With mental health issues affecting almost 1 in 2 Australians during their lifetime, many of us have considered seeking out some form of treatment at one point or another.

The truth is that all of us need support at certain times in our lives, whether it’s from family and friends or a trained professional. Letting our problems take over our world without dealing with them properly can lead to feelings of isolation, despair and despondency, which will only spiral and get worse if left untreated.

If you feel yourself becoming overwhelmed by life’s challenges, seeking out counselling can be a fantastic way to work through your issues. Counselling can be a great source of support if you’re dealing with mental health issues such as anxiety and depression, or simply to help you cope with everyday life. Here are 5 excellent reasons why you should consider seeking the help of a counsellor and how their services can benefit you.

  1. Gives you space to share without judgement

Counselling gives you somewhere that you can be open and transparent about your emotions without the fear of being judged or ridiculed. Sharing these intimate details with family and friends can feel risky, as we don’t know how they’re going to react or if they can be trusted with our secrets.

A counsellor is an impartial third party who can listen to your problems without having any preconceived notions or outside influences. You can trust them to create a safe environment where all your feelings are important, valid and respected.

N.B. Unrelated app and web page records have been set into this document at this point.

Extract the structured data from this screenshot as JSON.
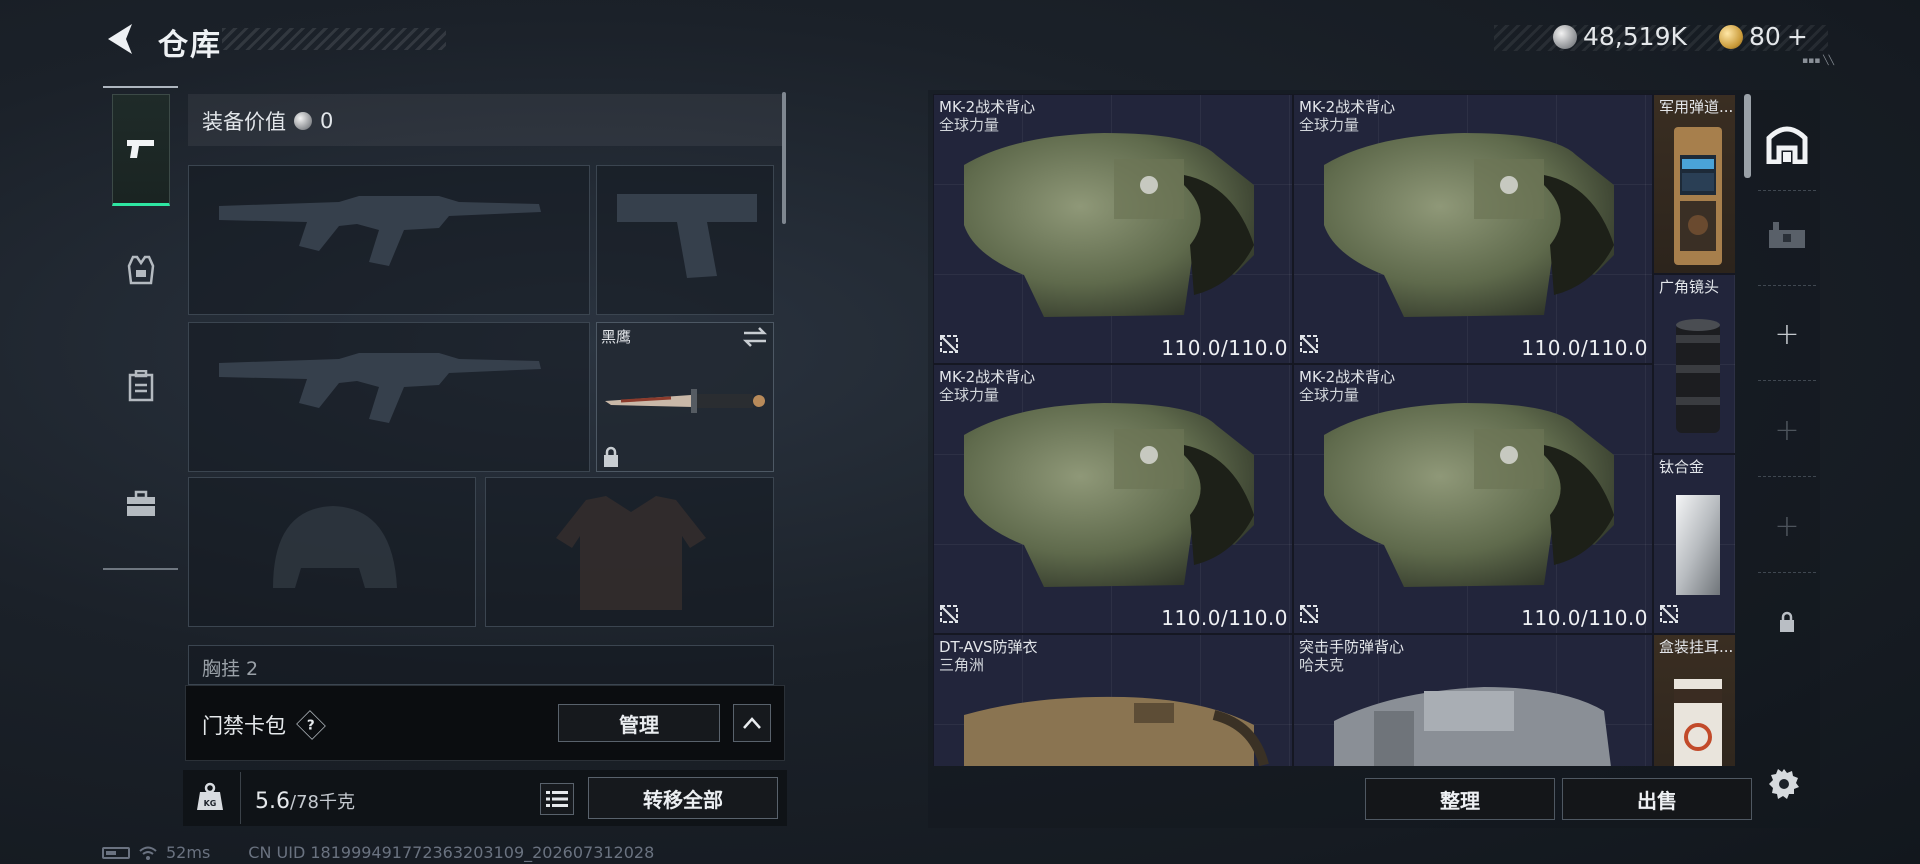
{
  "header": {
    "title": "仓库",
    "currency_coin": "48,519K",
    "currency_bond": "80",
    "currency_bond_add": "+",
    "sys_tag": "▪▪▪ ╲╲"
  },
  "loadout": {
    "equip_value_label": "装备价值",
    "equip_value": "0",
    "melee_name": "黑鹰",
    "chest_label": "胸挂 2"
  },
  "card_bag": {
    "label": "门禁卡包",
    "help": "?",
    "manage_label": "管理"
  },
  "footer_left": {
    "weight_current": "5.6",
    "weight_max": "/78千克",
    "transfer_all_label": "转移全部"
  },
  "stash": {
    "items": [
      {
        "name": "MK-2战术背心",
        "sub": "全球力量",
        "durability": "110.0/110.0"
      },
      {
        "name": "MK-2战术背心",
        "sub": "全球力量",
        "durability": "110.0/110.0"
      },
      {
        "name": "MK-2战术背心",
        "sub": "全球力量",
        "durability": "110.0/110.0"
      },
      {
        "name": "MK-2战术背心",
        "sub": "全球力量",
        "durability": "110.0/110.0"
      },
      {
        "name": "DT-AVS防弹衣",
        "sub": "三角洲"
      },
      {
        "name": "突击手防弹背心",
        "sub": "哈夫克"
      }
    ],
    "small_items": [
      {
        "name": "军用弹道..."
      },
      {
        "name": "广角镜头"
      },
      {
        "name": "钛合金"
      },
      {
        "name": "盒装挂耳..."
      }
    ]
  },
  "actions": {
    "sort_label": "整理",
    "sell_label": "出售"
  },
  "status_bar": {
    "ping": "52ms",
    "uid": "CN UID 181999491772363203109_202607312028"
  },
  "colors": {
    "accent_green": "#2ee6a2",
    "grid_bg": "#22253b",
    "gold_cell": "#3a2e22"
  }
}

  1. Opens you up to new perspectives

Verbalising your emotions helps you to see them in a different light and get a better grasp of your experiences. Doing so with a counsellor also helps to open you up to new perspectives and the opinion of someone who isn’t involved and can remain impartial in your problems.

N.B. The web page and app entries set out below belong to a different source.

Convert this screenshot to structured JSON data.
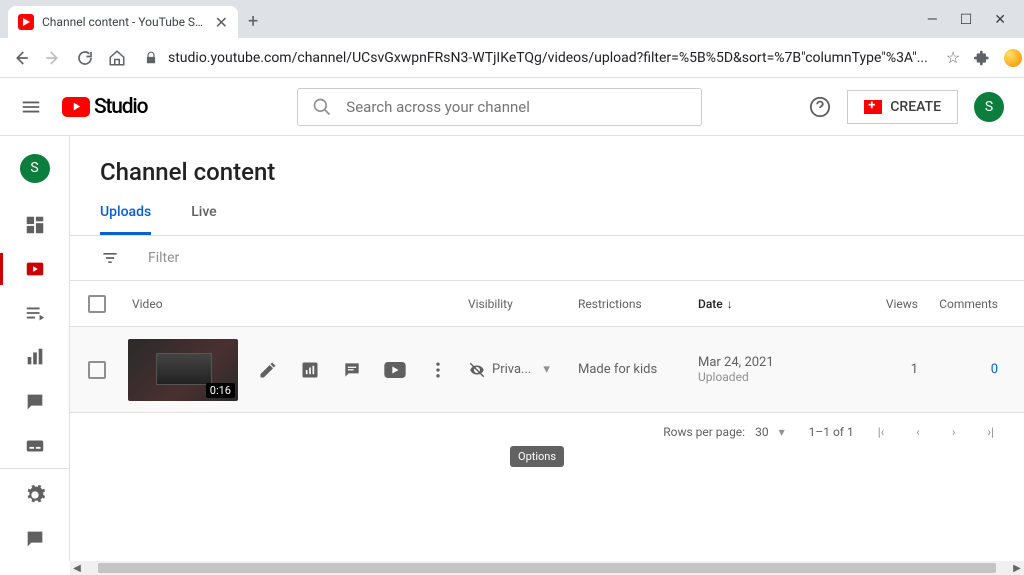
{
  "browser": {
    "tab_title": "Channel content - YouTube Studio",
    "url": "studio.youtube.com/channel/UCsvGxwpnFRsN3-WTjIKeTQg/videos/upload?filter=%5B%5D&sort=%7B\"columnType\"%3A\"..."
  },
  "header": {
    "logo_text": "Studio",
    "search_placeholder": "Search across your channel",
    "create_label": "CREATE",
    "avatar_initial": "S"
  },
  "sidebar": {
    "avatar_initial": "S"
  },
  "page": {
    "title": "Channel content",
    "tabs": {
      "uploads": "Uploads",
      "live": "Live"
    },
    "filter": "Filter"
  },
  "table": {
    "headers": {
      "video": "Video",
      "visibility": "Visibility",
      "restrictions": "Restrictions",
      "date": "Date",
      "views": "Views",
      "comments": "Comments"
    },
    "rows": [
      {
        "duration": "0:16",
        "visibility": "Priva...",
        "restrictions": "Made for kids",
        "date": "Mar 24, 2021",
        "date_sub": "Uploaded",
        "views": "1",
        "comments": "0"
      }
    ]
  },
  "tooltip": "Options",
  "pager": {
    "rpp_label": "Rows per page:",
    "rpp_value": "30",
    "range": "1–1 of 1"
  }
}
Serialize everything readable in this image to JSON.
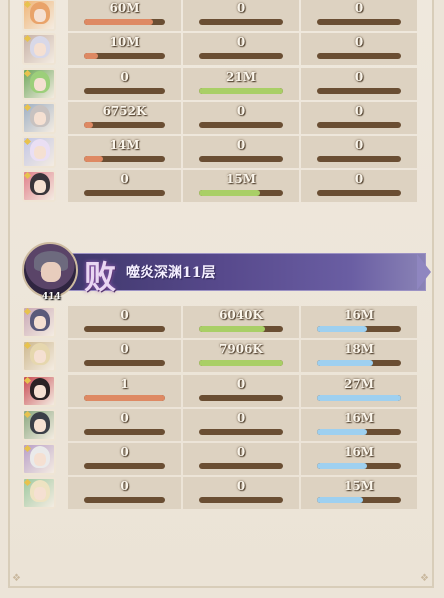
{
  "team1": {
    "rows": [
      {
        "hero": "hero-1",
        "c1": {
          "value": "60M",
          "fill": 0.85,
          "color": "orange"
        },
        "c2": {
          "value": "0",
          "fill": 0,
          "color": "green"
        },
        "c3": {
          "value": "0",
          "fill": 0,
          "color": "blue"
        }
      },
      {
        "hero": "hero-2",
        "c1": {
          "value": "10M",
          "fill": 0.17,
          "color": "orange"
        },
        "c2": {
          "value": "0",
          "fill": 0,
          "color": "green"
        },
        "c3": {
          "value": "0",
          "fill": 0,
          "color": "blue"
        }
      },
      {
        "hero": "hero-3",
        "c1": {
          "value": "0",
          "fill": 0,
          "color": "orange"
        },
        "c2": {
          "value": "21M",
          "fill": 1.0,
          "color": "green"
        },
        "c3": {
          "value": "0",
          "fill": 0,
          "color": "blue"
        }
      },
      {
        "hero": "hero-4",
        "c1": {
          "value": "6752K",
          "fill": 0.11,
          "color": "orange"
        },
        "c2": {
          "value": "0",
          "fill": 0,
          "color": "green"
        },
        "c3": {
          "value": "0",
          "fill": 0,
          "color": "blue"
        }
      },
      {
        "hero": "hero-5",
        "c1": {
          "value": "14M",
          "fill": 0.23,
          "color": "orange"
        },
        "c2": {
          "value": "0",
          "fill": 0,
          "color": "green"
        },
        "c3": {
          "value": "0",
          "fill": 0,
          "color": "blue"
        }
      },
      {
        "hero": "hero-6",
        "c1": {
          "value": "0",
          "fill": 0,
          "color": "orange"
        },
        "c2": {
          "value": "15M",
          "fill": 0.73,
          "color": "green"
        },
        "c3": {
          "value": "0",
          "fill": 0,
          "color": "blue"
        }
      }
    ]
  },
  "battle": {
    "result": "败",
    "stage": "噬炎深渊11层",
    "boss_level": "414"
  },
  "team2": {
    "rows": [
      {
        "hero": "hero-7",
        "c1": {
          "value": "0",
          "fill": 0,
          "color": "orange"
        },
        "c2": {
          "value": "6040K",
          "fill": 0.78,
          "color": "green"
        },
        "c3": {
          "value": "16M",
          "fill": 0.59,
          "color": "blue"
        }
      },
      {
        "hero": "hero-8",
        "c1": {
          "value": "0",
          "fill": 0,
          "color": "orange"
        },
        "c2": {
          "value": "7906K",
          "fill": 1.0,
          "color": "green"
        },
        "c3": {
          "value": "18M",
          "fill": 0.67,
          "color": "blue"
        }
      },
      {
        "hero": "hero-9",
        "c1": {
          "value": "1",
          "fill": 1.0,
          "color": "orange"
        },
        "c2": {
          "value": "0",
          "fill": 0,
          "color": "green"
        },
        "c3": {
          "value": "27M",
          "fill": 1.0,
          "color": "blue"
        }
      },
      {
        "hero": "hero-10",
        "c1": {
          "value": "0",
          "fill": 0,
          "color": "orange"
        },
        "c2": {
          "value": "0",
          "fill": 0,
          "color": "green"
        },
        "c3": {
          "value": "16M",
          "fill": 0.59,
          "color": "blue"
        }
      },
      {
        "hero": "hero-11",
        "c1": {
          "value": "0",
          "fill": 0,
          "color": "orange"
        },
        "c2": {
          "value": "0",
          "fill": 0,
          "color": "green"
        },
        "c3": {
          "value": "16M",
          "fill": 0.59,
          "color": "blue"
        }
      },
      {
        "hero": "hero-12",
        "c1": {
          "value": "0",
          "fill": 0,
          "color": "orange"
        },
        "c2": {
          "value": "0",
          "fill": 0,
          "color": "green"
        },
        "c3": {
          "value": "15M",
          "fill": 0.55,
          "color": "blue"
        }
      }
    ]
  },
  "colors": {
    "orange": "#de8963",
    "green": "#a9cf66",
    "blue": "#9ed0f0",
    "bar_track": "#6a4e33"
  }
}
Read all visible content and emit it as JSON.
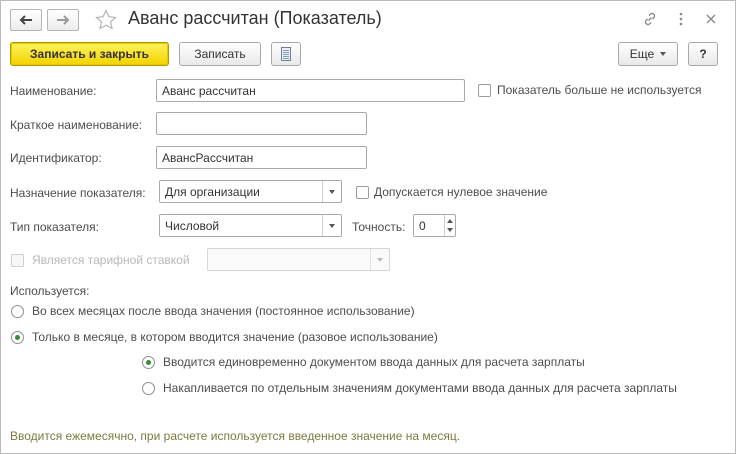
{
  "window": {
    "title": "Аванс рассчитан (Показатель)"
  },
  "toolbar": {
    "save_close_label": "Записать и закрыть",
    "save_label": "Записать",
    "more_label": "Еще",
    "help_label": "?"
  },
  "form": {
    "name_label": "Наименование:",
    "name_value": "Аванс рассчитан",
    "not_used_label": "Показатель больше не используется",
    "short_name_label": "Краткое наименование:",
    "short_name_value": "",
    "identifier_label": "Идентификатор:",
    "identifier_value": "АвансРассчитан",
    "purpose_label": "Назначение показателя:",
    "purpose_value": "Для организации",
    "zero_allowed_label": "Допускается нулевое значение",
    "type_label": "Тип показателя:",
    "type_value": "Числовой",
    "precision_label": "Точность:",
    "precision_value": "0",
    "tariff_label": "Является тарифной ставкой",
    "tariff_value": "",
    "usage_label": "Используется:",
    "usage_options": [
      "Во всех месяцах после ввода значения (постоянное использование)",
      "Только в месяце, в котором вводится значение (разовое использование)"
    ],
    "usage_selected": 1,
    "input_options": [
      "Вводится единовременно документом ввода данных для расчета зарплаты",
      "Накапливается по отдельным значениям документами ввода данных для расчета зарплаты"
    ],
    "input_selected": 0
  },
  "footer": {
    "note": "Вводится ежемесячно, при расчете используется введенное значение на месяц."
  },
  "colors": {
    "primary_button": "#f2d200",
    "note_text": "#7c7a3e",
    "radio_dot": "#3a8a3a"
  }
}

Hearing the opinions of an outsider can help you recognise your needs and what emotions you need to work through. These problems can’t be resolved unless you recognise them in the first place, which is what opening yourself up to new perspectives can do.

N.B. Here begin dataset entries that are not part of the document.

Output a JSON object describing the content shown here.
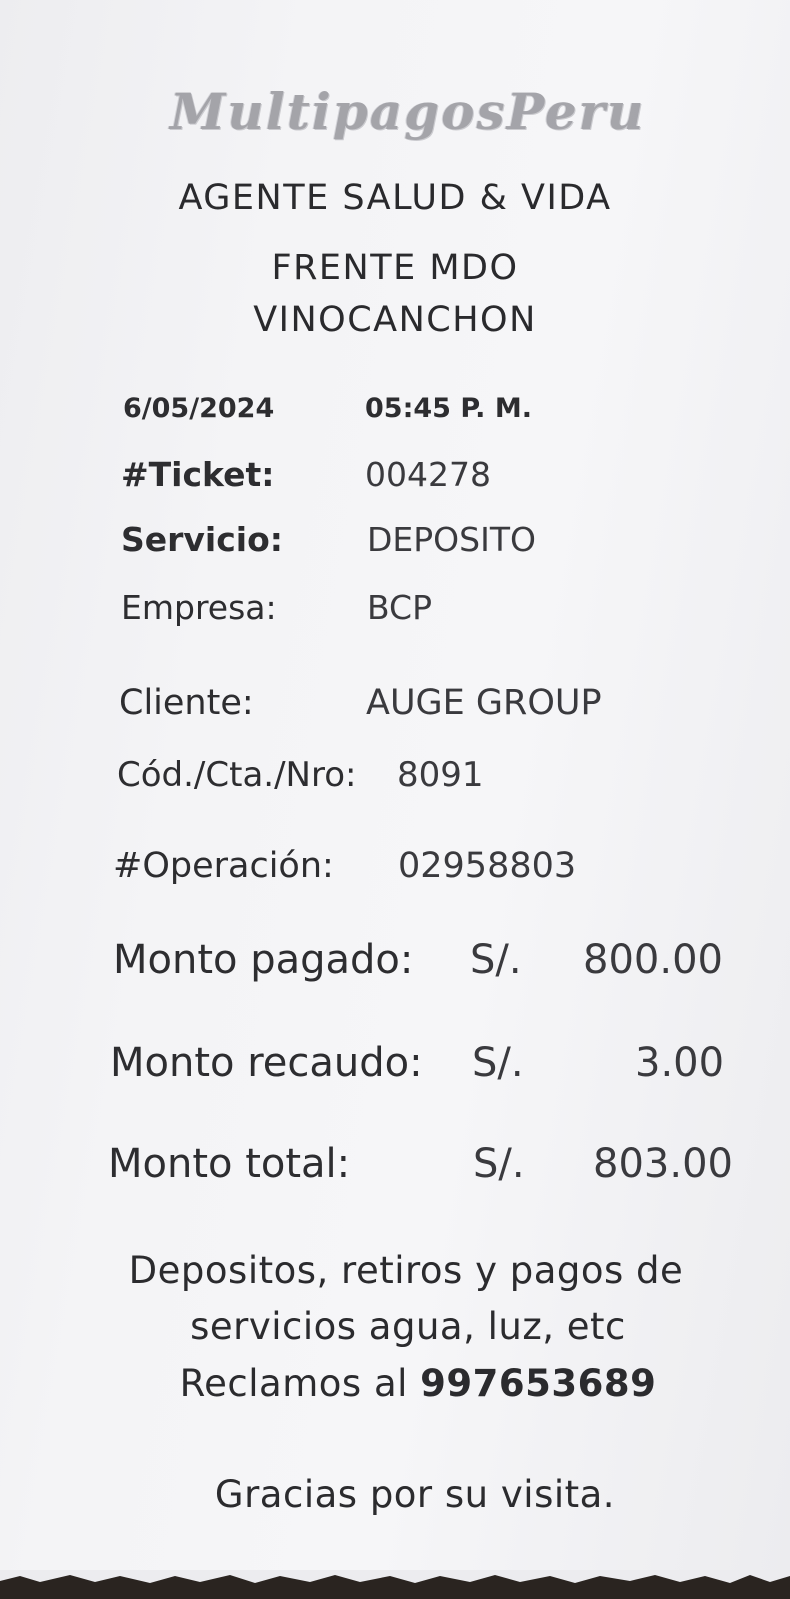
{
  "header": {
    "logo_text": "MultipagosPeru",
    "agent": "AGENTE SALUD & VIDA",
    "address_line1": "FRENTE MDO",
    "address_line2": "VINOCANCHON"
  },
  "ticket": {
    "date": "6/05/2024",
    "time": "05:45 P. M.",
    "ticket_label": "#Ticket:",
    "ticket_value": "004278",
    "service_label": "Servicio:",
    "service_value": "DEPOSITO",
    "company_label": "Empresa:",
    "company_value": "BCP",
    "client_label": "Cliente:",
    "client_value": "AUGE GROUP",
    "account_label": "Cód./Cta./Nro:",
    "account_value": "8091",
    "operation_label": "#Operación:",
    "operation_value": "02958803"
  },
  "amounts": {
    "currency": "S/.",
    "paid_label": "Monto pagado:",
    "paid_value": "800.00",
    "fee_label": "Monto recaudo:",
    "fee_value": "3.00",
    "total_label": "Monto total:",
    "total_value": "803.00"
  },
  "footer": {
    "line1": "Depositos, retiros y pagos de",
    "line2": "servicios agua, luz, etc",
    "claims_prefix": "Reclamos al ",
    "claims_phone": "997653689",
    "thanks": "Gracias por su visita."
  }
}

  1. Helps you resolve internal conflicts

Regular counselling sessions give you an opportunity to share your thoughts and emotions as they happen, rather than letting them build up and accumulate over time. This means that you can successfully and effectively resolve and overcome problems before they begin to take a serious toll on your life and relationships.

  1. Give you the tools to deal with mental health struggles
NDIS Psychologist Melbourne

While many people start seeing counsellors just to help them work through everyday struggles, others use counselling to work through mental health struggles like anxiety, depression, trauma and addiction. Counsellors can help you address the cause of any mental disorders you may be suffering from and give your further insight into your condition.

It also provides you with a safe space for healing and to learn the right tools to change your behaviours that may negatively contribute to your mental health.

  1. Improve your relationships

Counselling provides you with the opportunity and tools for growth and self-realisation, which in turn can have a positive effect on those we care about the most. Many of us tend to inadvertently push the people we love away when we’re going through a hard time. It can be difficult to repair those relationships if we are not learning from our mistakes and evolving with time.

The tools that counselling can equip us with give us the ability to develop deeper, more meaningful connections and get out of our own way when it comes to the people we love.

Looking after your mental health and putting yourself first is the key to turning over a new leaf. Failing to deal with your emotions can have devastating effects that only worsen over time, having a potentially devastating impact on your life. Seeking out the help of a professional counsellor (and approved NDIS provider) is a brave and powerful move, and one that can change your life for the better.

Digiqole ad

Andrew Muir

Related post